Task instructions: Write each line below back out exactly, omitting its pictures.

Provided material:
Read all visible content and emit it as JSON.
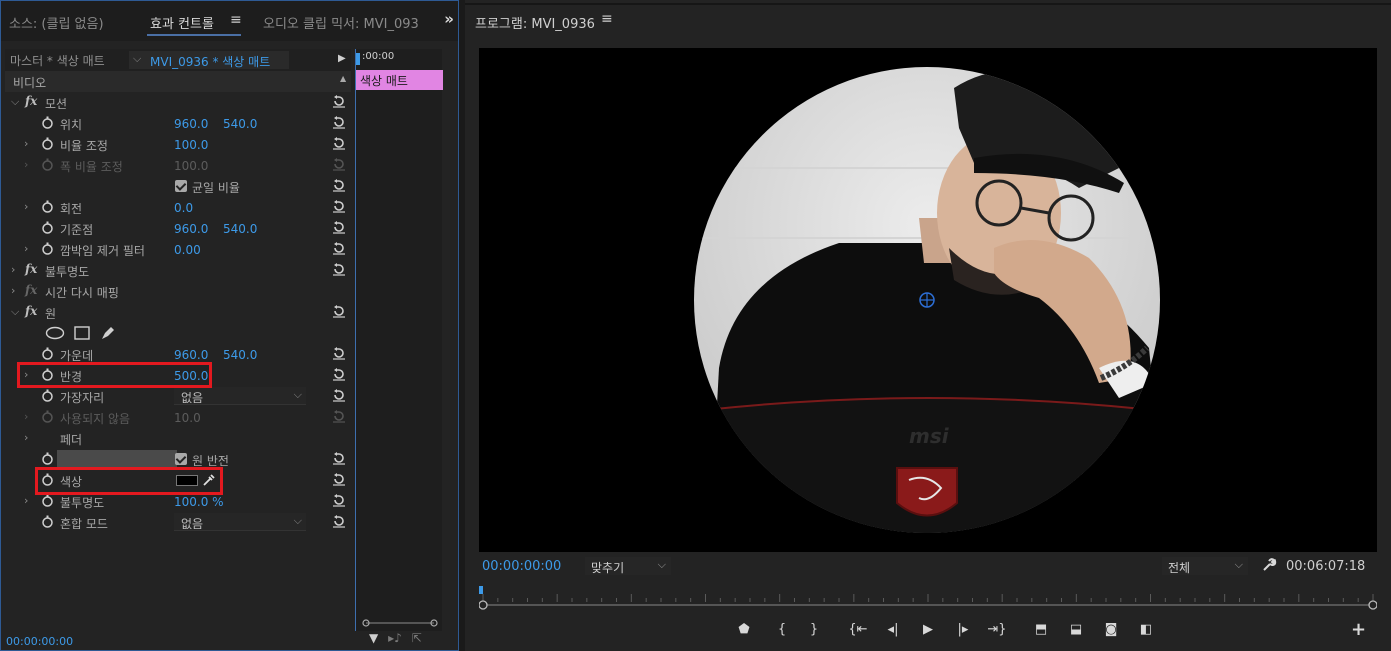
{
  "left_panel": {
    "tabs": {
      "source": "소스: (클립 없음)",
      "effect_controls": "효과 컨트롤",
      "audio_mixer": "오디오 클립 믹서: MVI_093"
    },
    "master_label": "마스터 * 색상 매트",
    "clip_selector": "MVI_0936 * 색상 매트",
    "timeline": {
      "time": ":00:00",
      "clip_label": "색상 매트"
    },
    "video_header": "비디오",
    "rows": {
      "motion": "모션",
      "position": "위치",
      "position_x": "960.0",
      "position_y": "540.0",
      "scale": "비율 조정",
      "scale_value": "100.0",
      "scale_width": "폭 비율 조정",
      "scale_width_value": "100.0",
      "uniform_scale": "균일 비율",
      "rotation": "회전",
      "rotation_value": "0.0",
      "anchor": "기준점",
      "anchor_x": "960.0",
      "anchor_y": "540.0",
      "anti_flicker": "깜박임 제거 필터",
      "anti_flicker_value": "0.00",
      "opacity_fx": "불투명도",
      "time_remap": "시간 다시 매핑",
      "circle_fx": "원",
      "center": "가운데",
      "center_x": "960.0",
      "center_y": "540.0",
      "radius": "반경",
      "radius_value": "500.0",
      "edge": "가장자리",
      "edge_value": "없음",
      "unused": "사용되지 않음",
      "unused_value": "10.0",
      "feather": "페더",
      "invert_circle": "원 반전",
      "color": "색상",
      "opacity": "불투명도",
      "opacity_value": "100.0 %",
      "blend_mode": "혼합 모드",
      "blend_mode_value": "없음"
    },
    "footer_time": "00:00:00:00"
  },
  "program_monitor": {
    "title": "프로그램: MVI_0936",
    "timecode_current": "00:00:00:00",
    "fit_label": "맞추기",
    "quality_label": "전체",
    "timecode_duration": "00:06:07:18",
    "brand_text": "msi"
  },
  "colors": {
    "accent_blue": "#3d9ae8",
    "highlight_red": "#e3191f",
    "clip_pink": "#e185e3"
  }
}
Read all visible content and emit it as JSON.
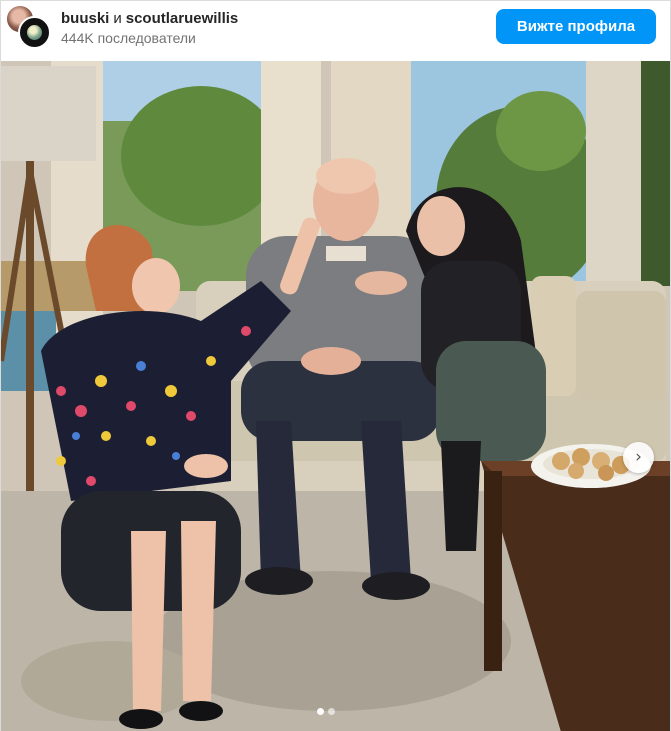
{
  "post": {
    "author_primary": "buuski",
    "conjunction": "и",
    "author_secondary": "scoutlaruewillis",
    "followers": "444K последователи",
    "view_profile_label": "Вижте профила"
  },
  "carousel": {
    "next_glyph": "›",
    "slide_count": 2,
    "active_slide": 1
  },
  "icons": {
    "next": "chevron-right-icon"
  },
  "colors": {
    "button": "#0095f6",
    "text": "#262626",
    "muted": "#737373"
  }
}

Output for this exercise:
Read all visible content and emit it as JSON.
{
  "left_panel": {
    "tabs": {
      "source": "소스: (클립 없음)",
      "effect_controls": "효과 컨트롤",
      "audio_mixer": "오디오 클립 믹서: MVI_093"
    },
    "master_label": "마스터 * 색상 매트",
    "clip_selector": "MVI_0936 * 색상 매트",
    "timeline": {
      "time": ":00:00",
      "clip_label": "색상 매트"
    },
    "video_header": "비디오",
    "rows": {
      "motion": "모션",
      "position": "위치",
      "position_x": "960.0",
      "position_y": "540.0",
      "scale": "비율 조정",
      "scale_value": "100.0",
      "scale_width": "폭 비율 조정",
      "scale_width_value": "100.0",
      "uniform_scale": "균일 비율",
      "rotation": "회전",
      "rotation_value": "0.0",
      "anchor": "기준점",
      "anchor_x": "960.0",
      "anchor_y": "540.0",
      "anti_flicker": "깜박임 제거 필터",
      "anti_flicker_value": "0.00",
      "opacity_fx": "불투명도",
      "time_remap": "시간 다시 매핑",
      "circle_fx": "원",
      "center": "가운데",
      "center_x": "960.0",
      "center_y": "540.0",
      "radius": "반경",
      "radius_value": "500.0",
      "edge": "가장자리",
      "edge_value": "없음",
      "unused": "사용되지 않음",
      "unused_value": "10.0",
      "feather": "페더",
      "invert_circle": "원 반전",
      "color": "색상",
      "opacity": "불투명도",
      "opacity_value": "100.0 %",
      "blend_mode": "혼합 모드",
      "blend_mode_value": "없음"
    },
    "footer_time": "00:00:00:00"
  },
  "program_monitor": {
    "title": "프로그램: MVI_0936",
    "timecode_current": "00:00:00:00",
    "fit_label": "맞추기",
    "quality_label": "전체",
    "timecode_duration": "00:06:07:18",
    "brand_text": "msi"
  },
  "colors": {
    "accent_blue": "#3d9ae8",
    "highlight_red": "#e3191f",
    "clip_pink": "#e185e3"
  }
}
Read all visible content and emit it as JSON.
{
  "post": {
    "author_primary": "buuski",
    "conjunction": "и",
    "author_secondary": "scoutlaruewillis",
    "followers": "444K последователи",
    "view_profile_label": "Вижте профила"
  },
  "carousel": {
    "next_glyph": "›",
    "slide_count": 2,
    "active_slide": 1
  },
  "icons": {
    "next": "chevron-right-icon"
  },
  "colors": {
    "button": "#0095f6",
    "text": "#262626",
    "muted": "#737373"
  }
}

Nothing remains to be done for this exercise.